The Toronto Maple Leafs had Keith Aulie to bolster their blueline but the defence, once thought to be the club’s strong suit, faces a continued reboot.
Aulie is the only Marlie who can help the team immediately. Meanwhile, Tomas Kaberle, the most frequently talked about traded player in pro sports, seems destined to be swapped to a contender. Kaberle’s 36 points and minus one make him catnip for rival GMs looking to upgrade before the playoffs.
Likewise, his preference for an Eastern Conference team will be moot since Kaberle will be facing six more weeks of regular season plus an indeterminate number of playoff games.
That Kaberle is in play at all might seem odd. It’s not like the Leafs don’t need precisely his kind of first-pass wizardry, but there is little doubt that despite his inspired play of late, Kaberle would benefit from a move.

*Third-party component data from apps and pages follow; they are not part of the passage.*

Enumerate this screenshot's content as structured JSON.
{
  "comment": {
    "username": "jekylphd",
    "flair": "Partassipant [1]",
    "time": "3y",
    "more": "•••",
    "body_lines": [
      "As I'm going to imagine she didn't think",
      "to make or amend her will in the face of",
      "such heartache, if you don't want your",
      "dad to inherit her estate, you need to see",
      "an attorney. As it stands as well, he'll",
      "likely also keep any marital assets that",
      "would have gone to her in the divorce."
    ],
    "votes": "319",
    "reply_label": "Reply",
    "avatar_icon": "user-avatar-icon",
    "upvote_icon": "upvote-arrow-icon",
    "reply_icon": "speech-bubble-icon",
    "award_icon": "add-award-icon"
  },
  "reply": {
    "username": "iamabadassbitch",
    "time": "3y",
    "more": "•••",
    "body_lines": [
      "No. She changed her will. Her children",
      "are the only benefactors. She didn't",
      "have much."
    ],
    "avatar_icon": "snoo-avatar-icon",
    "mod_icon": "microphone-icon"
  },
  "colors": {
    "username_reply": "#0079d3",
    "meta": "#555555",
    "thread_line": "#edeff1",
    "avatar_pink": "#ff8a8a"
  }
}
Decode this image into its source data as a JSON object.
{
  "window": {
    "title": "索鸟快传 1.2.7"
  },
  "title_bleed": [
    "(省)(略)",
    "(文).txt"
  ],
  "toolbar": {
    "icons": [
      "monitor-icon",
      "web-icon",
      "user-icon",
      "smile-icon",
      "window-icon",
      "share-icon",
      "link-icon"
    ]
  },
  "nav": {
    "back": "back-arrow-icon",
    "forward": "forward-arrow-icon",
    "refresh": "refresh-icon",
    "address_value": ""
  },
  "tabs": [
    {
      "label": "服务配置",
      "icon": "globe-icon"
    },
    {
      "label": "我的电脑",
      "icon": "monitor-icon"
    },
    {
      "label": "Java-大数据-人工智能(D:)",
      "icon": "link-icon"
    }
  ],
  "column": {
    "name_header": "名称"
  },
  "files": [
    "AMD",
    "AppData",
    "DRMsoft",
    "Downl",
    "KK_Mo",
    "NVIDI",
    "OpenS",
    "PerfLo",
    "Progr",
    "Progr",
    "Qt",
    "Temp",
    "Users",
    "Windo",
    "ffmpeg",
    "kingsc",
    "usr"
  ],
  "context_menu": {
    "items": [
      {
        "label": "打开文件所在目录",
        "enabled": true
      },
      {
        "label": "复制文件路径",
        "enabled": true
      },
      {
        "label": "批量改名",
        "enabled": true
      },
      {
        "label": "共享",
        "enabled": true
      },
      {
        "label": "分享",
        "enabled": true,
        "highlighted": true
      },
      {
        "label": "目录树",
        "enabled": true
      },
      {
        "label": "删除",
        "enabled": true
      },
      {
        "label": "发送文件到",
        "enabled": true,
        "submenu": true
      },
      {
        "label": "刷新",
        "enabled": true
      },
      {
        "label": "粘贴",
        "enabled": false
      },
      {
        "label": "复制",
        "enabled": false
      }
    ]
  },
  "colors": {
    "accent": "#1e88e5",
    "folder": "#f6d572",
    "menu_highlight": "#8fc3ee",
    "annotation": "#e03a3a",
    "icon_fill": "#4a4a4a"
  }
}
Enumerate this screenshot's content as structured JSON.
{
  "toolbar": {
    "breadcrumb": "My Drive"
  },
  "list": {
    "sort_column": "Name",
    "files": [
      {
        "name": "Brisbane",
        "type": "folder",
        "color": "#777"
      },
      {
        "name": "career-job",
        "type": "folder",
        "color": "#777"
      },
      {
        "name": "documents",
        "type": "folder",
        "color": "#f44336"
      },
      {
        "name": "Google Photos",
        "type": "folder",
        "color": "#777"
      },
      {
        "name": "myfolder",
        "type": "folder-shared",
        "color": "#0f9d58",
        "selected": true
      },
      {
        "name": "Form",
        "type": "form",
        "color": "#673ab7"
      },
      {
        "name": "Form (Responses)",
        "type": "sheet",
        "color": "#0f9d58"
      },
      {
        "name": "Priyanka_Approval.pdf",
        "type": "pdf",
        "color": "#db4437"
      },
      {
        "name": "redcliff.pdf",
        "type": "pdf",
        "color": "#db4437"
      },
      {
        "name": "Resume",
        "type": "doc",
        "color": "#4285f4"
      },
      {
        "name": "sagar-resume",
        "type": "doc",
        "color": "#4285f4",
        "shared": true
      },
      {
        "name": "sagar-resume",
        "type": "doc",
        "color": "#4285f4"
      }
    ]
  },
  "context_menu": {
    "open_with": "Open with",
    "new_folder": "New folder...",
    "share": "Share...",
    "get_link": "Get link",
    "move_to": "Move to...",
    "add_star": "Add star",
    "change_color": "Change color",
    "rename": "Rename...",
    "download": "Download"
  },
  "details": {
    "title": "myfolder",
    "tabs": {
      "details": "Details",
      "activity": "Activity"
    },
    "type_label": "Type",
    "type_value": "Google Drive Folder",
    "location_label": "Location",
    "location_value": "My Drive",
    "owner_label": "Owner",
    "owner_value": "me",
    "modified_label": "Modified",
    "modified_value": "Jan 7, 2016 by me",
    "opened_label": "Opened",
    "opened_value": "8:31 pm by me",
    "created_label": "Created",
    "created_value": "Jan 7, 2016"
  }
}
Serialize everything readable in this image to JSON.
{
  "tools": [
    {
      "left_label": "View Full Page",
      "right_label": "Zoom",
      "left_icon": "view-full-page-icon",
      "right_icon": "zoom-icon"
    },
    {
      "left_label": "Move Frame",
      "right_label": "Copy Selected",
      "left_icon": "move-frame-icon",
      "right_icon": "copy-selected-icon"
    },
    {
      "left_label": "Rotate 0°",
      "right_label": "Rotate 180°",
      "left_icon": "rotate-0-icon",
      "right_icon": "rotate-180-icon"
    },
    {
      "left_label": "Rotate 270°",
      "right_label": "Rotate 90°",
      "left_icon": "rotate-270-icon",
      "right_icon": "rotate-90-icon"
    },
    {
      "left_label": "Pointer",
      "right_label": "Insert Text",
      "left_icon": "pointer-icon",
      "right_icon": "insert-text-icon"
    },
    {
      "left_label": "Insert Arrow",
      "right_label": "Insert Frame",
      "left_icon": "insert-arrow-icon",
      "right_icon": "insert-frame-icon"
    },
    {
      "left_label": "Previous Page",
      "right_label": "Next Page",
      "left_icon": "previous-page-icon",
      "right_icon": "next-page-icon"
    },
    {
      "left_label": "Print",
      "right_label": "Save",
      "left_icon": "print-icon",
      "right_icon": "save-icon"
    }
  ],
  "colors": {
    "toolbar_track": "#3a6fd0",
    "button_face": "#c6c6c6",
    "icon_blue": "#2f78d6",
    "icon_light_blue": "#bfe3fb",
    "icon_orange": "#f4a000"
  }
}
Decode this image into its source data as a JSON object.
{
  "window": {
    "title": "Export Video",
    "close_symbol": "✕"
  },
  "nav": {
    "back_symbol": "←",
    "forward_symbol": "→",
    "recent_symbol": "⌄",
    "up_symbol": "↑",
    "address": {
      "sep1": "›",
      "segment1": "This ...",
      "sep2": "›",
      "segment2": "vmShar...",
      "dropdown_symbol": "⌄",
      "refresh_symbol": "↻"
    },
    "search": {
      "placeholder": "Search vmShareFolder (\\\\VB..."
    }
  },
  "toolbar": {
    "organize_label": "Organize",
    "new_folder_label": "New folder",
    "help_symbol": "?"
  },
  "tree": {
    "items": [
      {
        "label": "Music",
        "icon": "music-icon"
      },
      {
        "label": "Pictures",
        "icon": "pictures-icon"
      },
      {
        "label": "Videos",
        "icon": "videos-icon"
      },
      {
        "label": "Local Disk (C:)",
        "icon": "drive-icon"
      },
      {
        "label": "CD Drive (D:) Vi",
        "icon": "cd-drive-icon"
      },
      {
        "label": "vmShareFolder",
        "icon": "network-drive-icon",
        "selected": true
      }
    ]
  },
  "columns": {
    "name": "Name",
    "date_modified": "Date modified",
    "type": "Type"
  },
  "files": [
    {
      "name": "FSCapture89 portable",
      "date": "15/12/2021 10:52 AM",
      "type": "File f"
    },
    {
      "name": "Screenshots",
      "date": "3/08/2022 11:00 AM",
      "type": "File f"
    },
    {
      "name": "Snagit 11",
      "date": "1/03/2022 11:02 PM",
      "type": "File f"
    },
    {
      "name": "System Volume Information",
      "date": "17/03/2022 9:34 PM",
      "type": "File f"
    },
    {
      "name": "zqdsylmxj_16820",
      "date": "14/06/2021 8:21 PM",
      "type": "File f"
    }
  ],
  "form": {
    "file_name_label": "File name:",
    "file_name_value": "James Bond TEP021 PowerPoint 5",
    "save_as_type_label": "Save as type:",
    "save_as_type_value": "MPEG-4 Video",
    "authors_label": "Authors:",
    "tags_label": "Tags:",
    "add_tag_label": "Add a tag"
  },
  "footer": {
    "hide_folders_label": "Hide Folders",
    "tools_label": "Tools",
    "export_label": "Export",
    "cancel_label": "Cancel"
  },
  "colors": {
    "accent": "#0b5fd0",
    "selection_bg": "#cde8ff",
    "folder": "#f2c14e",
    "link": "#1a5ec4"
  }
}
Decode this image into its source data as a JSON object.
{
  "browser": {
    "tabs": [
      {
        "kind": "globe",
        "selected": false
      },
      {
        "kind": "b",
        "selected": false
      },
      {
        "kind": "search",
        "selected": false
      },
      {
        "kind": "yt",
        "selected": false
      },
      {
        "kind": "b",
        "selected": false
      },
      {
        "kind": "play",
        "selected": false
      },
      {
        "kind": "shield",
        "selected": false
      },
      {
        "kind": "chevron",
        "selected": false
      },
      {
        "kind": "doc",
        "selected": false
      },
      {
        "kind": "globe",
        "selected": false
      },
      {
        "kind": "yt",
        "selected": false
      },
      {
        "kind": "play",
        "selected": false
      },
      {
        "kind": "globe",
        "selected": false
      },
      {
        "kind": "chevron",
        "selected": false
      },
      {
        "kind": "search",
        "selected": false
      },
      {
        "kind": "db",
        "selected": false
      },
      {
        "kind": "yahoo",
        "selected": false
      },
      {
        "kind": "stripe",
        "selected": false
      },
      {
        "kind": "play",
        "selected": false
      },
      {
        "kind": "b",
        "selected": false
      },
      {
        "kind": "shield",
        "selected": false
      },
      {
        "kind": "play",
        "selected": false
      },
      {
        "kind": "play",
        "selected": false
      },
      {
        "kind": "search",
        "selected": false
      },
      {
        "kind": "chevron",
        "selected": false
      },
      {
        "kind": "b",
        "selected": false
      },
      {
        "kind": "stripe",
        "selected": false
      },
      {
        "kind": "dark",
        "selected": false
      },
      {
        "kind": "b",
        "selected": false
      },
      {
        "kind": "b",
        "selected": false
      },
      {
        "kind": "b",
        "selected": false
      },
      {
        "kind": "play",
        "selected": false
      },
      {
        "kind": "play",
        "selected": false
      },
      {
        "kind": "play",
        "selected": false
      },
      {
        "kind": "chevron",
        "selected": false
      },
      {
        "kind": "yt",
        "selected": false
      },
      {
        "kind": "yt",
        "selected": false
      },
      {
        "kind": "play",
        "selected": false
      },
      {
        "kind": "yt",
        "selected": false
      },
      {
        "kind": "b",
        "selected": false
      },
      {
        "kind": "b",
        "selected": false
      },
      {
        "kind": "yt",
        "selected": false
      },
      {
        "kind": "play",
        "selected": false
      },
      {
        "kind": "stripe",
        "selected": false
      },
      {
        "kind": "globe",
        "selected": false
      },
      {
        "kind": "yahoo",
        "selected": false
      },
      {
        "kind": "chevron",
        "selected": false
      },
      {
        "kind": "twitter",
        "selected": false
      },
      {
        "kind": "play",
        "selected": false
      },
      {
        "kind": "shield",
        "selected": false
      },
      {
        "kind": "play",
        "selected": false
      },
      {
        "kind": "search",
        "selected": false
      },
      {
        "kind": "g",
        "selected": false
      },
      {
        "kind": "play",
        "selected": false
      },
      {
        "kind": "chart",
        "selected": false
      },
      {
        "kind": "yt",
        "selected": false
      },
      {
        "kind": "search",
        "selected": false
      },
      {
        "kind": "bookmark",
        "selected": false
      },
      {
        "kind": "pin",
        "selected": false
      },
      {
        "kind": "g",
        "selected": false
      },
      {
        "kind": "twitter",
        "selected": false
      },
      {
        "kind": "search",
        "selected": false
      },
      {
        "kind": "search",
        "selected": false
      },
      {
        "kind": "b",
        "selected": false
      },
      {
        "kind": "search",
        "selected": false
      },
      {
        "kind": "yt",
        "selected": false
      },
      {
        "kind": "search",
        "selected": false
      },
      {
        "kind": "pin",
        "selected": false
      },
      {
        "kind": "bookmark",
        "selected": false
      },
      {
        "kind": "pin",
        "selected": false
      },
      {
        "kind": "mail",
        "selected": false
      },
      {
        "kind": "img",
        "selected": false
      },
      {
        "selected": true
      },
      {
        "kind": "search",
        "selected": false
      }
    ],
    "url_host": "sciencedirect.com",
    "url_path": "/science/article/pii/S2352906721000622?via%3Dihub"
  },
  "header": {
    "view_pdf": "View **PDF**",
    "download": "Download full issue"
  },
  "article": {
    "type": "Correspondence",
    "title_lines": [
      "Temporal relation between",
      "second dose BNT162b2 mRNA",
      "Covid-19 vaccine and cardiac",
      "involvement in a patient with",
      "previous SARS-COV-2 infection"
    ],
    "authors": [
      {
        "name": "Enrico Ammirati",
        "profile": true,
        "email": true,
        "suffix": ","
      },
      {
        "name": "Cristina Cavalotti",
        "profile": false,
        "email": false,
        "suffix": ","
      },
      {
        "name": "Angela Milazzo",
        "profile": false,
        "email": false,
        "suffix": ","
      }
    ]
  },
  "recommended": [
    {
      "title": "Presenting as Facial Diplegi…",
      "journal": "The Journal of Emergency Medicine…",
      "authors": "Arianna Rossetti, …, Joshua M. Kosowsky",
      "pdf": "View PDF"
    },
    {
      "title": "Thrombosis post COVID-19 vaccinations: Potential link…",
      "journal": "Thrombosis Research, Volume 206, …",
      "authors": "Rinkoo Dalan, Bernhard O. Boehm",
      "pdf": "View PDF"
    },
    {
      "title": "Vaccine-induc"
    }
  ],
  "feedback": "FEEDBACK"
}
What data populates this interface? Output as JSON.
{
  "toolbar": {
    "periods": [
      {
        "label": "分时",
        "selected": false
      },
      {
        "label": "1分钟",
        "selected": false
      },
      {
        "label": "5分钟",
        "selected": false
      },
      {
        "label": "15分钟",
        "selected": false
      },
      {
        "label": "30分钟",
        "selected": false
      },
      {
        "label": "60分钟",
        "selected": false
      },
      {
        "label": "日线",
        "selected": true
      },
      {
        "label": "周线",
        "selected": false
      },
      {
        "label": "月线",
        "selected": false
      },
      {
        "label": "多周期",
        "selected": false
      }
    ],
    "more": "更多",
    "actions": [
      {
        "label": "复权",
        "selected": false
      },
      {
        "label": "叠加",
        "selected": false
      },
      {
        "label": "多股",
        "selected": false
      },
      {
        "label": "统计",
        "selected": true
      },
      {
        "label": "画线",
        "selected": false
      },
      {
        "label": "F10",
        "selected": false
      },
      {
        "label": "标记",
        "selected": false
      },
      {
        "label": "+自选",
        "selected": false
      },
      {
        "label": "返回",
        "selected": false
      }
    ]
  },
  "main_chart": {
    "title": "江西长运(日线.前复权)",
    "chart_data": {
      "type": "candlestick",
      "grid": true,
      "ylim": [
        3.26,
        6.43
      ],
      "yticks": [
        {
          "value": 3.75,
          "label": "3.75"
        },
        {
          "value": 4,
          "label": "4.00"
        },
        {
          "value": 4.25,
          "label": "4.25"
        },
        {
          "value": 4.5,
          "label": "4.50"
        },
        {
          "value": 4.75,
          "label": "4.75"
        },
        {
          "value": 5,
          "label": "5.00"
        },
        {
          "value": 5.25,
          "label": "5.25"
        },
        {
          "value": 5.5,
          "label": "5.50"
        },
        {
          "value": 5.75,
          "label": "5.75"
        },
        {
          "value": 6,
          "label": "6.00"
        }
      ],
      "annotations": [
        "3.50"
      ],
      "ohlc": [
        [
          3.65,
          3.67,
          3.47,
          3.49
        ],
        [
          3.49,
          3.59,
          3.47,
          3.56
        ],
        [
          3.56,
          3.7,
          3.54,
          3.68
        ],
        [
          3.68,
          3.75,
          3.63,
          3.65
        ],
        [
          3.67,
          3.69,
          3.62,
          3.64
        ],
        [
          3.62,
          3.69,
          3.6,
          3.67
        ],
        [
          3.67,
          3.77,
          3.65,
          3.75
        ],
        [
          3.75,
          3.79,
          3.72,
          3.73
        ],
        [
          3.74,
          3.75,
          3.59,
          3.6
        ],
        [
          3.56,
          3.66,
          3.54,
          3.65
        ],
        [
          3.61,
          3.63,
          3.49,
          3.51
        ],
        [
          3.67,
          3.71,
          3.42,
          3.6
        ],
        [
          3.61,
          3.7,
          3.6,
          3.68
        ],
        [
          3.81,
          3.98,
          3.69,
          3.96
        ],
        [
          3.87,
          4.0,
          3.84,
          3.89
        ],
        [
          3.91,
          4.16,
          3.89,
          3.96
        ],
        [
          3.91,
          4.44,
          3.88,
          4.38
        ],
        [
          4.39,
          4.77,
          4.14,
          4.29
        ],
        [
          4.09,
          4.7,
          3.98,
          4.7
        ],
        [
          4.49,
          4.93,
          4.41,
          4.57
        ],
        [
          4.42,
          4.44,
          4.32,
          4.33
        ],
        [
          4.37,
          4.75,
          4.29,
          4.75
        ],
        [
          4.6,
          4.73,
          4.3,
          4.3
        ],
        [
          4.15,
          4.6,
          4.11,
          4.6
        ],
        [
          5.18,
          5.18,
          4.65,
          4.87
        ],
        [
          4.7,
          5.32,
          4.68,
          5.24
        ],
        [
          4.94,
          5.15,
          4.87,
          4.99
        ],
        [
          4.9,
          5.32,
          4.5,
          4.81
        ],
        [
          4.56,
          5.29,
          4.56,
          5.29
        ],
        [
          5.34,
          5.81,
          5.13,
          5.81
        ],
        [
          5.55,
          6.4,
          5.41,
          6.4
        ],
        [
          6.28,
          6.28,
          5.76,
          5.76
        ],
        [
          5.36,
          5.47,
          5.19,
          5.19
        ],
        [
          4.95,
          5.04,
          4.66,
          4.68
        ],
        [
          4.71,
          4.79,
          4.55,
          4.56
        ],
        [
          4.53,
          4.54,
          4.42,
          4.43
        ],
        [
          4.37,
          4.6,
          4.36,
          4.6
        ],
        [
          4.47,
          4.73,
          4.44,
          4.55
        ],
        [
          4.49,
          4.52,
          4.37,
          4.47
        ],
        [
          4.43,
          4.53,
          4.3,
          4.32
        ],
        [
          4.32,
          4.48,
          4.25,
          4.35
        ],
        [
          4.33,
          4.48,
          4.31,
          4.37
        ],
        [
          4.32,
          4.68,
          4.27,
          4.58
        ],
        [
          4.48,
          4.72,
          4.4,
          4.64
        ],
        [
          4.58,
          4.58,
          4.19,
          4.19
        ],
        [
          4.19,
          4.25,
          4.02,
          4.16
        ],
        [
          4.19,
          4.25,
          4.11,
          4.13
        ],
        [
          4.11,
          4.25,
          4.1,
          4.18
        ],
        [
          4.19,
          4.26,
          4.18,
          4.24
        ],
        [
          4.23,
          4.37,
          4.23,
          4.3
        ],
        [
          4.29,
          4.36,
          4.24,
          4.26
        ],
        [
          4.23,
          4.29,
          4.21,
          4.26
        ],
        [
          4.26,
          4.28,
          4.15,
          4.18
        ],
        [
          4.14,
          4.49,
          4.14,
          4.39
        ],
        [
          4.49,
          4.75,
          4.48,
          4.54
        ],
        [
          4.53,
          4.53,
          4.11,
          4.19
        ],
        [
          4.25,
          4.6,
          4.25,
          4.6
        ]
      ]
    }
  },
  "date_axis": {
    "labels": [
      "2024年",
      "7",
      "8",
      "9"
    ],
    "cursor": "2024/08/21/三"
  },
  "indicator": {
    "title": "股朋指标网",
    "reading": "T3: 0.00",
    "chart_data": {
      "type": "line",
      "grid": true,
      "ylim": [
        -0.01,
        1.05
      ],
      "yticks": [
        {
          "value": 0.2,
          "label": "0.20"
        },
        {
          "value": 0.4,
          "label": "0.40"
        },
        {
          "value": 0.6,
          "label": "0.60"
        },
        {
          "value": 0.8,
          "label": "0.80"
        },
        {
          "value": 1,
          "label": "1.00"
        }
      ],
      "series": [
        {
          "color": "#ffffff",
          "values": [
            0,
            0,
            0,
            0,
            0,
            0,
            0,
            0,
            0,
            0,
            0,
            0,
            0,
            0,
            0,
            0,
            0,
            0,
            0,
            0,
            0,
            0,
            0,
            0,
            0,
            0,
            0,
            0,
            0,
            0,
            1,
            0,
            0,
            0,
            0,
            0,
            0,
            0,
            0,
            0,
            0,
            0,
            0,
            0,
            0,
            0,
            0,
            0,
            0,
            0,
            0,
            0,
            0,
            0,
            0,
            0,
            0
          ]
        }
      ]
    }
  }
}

With Aulie now here and Francois Beauchemin gone, the Leafs fall into an interesting conundrum. Aulie is a conservative defenceman. Same with Luke Schenn
and Mike Komisarek
. Dion Phaneuf
has occupied himself with keeping the puck out of his own net with mixed results. For now that leaves Carl Gunnarsson
and Brett Lebda, two players with offensive inclinations but no real history of point production and Kaberle. Jake Gardiner
, acquired from Anaheim in the Beauchemin deal is probably a year away from the NHL. Korbinian Holzer
played two games for the Leafs, but his minus-5 reaffirms the idea that he is not yet ready.
In other words, if the Leafs are to trade Kaberle, they might consider getting a player like him. Granite jawed defencemen are nice enough but while Beauchemin did not thrive, he at least offered the team equal measures of offence and defence.
The good news is a glut of free agent defencemen are about to hit the market July 1. Depending on your taste, there are top-end rearguards (the Habs Andrei Markov), or dependable veterans in Chris Phillips and Steve Montador.
For now, the Leafs need make do but it’s best to remember that when the season started, the defensive corps was considered its strongest suit. Now, it is subject to widespread recall.
Much of the problem is solved, of course, if 22-year-old goalie James Reimer
continues to show he is ready for prime time. But for a GM who prides himself on building from the defence out, retooling the defence must come as a surprise.
For a team ferociously searching for a number one centre, a team with pieces such as Kristopher Versteeg and Kaberle to deal, the focus has to be once again split.
Everyone knows Brian Burke is an American-born Irishman. But sometimes he must feel like a Dutchman at a dyke.